Arina Tanemura is a popular shojo mangaka, and one of her works currently being translated into English is Sakura Hime, a magical shojo story that puts a twist on a famous Japanese legend. Volume 3 has recently been released, and you can read on for the review. (Also, for those who are interested, you can click on the links for my Fandom Post reviews of Volume 1 and Volume 2).
The story centers on Sakura, the granddaughter of the Moon princess Kaguya. As her descendent, Sakura wields the power to defeat Youko, monsters from the Moon, but Sakura’s Moon heritage also means she’s predisposed to becoming a Youko herself…
Back Cover Blurb
Sakura, still grieving Oumi’s death, must fight the powerful youko of Uji. But she finds herself no match for the demon’s poisonous vapor. It’s time for Kohaku and Hayate—with a little help from the full moon—to step in.

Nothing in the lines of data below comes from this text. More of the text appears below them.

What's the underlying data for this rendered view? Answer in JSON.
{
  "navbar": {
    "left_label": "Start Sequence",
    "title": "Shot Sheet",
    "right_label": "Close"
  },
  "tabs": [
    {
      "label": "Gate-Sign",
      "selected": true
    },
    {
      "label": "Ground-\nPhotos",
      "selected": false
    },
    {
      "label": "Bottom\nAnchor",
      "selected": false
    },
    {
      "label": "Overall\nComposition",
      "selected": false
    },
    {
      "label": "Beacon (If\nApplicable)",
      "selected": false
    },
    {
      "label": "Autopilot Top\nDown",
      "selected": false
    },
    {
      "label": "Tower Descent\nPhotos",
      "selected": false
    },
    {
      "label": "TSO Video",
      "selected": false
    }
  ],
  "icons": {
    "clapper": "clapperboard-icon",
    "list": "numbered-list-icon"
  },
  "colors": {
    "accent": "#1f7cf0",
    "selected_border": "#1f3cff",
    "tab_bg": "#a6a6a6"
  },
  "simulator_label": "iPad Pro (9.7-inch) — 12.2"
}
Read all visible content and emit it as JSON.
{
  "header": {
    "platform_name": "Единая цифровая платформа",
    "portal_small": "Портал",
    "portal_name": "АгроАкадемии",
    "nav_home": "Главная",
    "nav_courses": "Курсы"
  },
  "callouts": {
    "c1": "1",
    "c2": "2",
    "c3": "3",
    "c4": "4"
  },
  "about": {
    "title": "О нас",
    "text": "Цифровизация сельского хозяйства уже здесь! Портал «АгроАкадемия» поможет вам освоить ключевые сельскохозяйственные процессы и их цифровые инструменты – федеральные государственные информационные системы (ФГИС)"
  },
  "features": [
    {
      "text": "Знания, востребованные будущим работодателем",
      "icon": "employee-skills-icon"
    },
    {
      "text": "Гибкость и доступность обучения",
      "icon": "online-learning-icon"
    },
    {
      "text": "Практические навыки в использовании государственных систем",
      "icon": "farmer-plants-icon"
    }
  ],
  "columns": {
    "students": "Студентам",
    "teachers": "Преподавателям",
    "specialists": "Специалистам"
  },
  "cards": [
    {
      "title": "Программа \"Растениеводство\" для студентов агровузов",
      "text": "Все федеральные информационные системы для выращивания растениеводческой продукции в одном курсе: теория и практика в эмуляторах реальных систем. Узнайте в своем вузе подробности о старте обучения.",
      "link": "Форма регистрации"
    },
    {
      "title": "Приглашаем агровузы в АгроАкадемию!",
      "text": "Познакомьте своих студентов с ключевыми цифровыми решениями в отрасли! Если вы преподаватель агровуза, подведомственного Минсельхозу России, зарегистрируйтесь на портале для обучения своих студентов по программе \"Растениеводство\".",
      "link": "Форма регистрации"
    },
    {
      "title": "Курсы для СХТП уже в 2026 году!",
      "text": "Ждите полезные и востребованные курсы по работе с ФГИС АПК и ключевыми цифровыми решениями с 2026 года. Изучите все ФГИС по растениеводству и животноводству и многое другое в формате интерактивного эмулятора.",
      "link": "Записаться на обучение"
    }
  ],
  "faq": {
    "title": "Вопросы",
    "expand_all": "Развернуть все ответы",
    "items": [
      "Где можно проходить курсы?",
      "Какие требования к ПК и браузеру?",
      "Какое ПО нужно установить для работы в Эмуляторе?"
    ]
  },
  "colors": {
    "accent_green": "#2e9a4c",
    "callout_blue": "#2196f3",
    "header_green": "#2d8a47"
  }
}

Have you ever read such a bad scene that it jolted you out of the story? That was my experience with the conclusion of the Snake Youko fight. The monster attacks with poisonous vapor, Sakura hurries to protect Aoba, and then… nothing. During the span of time it takes ninjas Hayate and Kohaku to run to the nearest stream, have an attempt at romance, and bust the side of the riverbank, the fight between Sakura and the Youko remains at a complete standstill. No attempt to escape by the humans, no attempt to finish them off by the monster (seriously, he’s just staring at the helpless couple when he could be taking a big bite). I suppose this is a shojo manga, and perhaps the main purpose of the scene is to convey Sakura’s feelings for Aoba. However, Tanemura has also set Sakura up as a princess warrior, and from a battle standpoint, it makes no sense.
Another puzzling development is the introduction of human-form Hayate. Considering he’s been in the story since Chapter 3, his once-a-month change feels like a belated add-on. I don’t have any problems with his character; considering the cast is heavy on the females, it’s good to have a male buddy for Aoba. I just get the impression that the story details are handled poorly.
At any rate, we end the Snake arc with the demise of a couple human characters, the addition of one human character (sort of), and resolution of where Aoba and Sakura stand with one another. That done, we move on to the mysterious Enju, and as mentioned in Tanemura’s closing notes, this is where the story actually begins.
Though Sakura’s brother was mentioned at the very start of the story, we have almost no information about him other than Sakura loved him dearly. As such, it is little surprise when the focus of the story returns to him. There is an initial element of *eww!* as the details arise in a girl conversation about romantic love (Tanemura-sensei does mention that sibling marriages were okay back then). However, once we learn the true fate of Sakura’s brother, Enju not only becomes more compelling a character but the lines of good and evil become blurred. With members of the court actively manipulating Sakura for their own purposes, conflicts are no longer solely about humans versus Youko. While this makes the story more interesting, the court’s hot/cold attitude toward Sakura is still confusing, and whether or Tanemura-sensei can get all these elements to jibe remains to be seen.
We finally get resolution on Sakura’s and Aoba’s true feelings for one another. Having settled that, we move onto something infinitely more interesting: the mysterious Enju. Tanemura-sensei does a good job of blurring the line between friend and foe, but the exact relationship between humans, Moon people, and Youko and Sakura’s place in all of that remains to be clarified.
If you’re looking for beautiful shojo Heian-era artwork, Sakura Hime has plenty of it, but weak plotlines make you cringe, steer clear.
First published at the Fandom Post.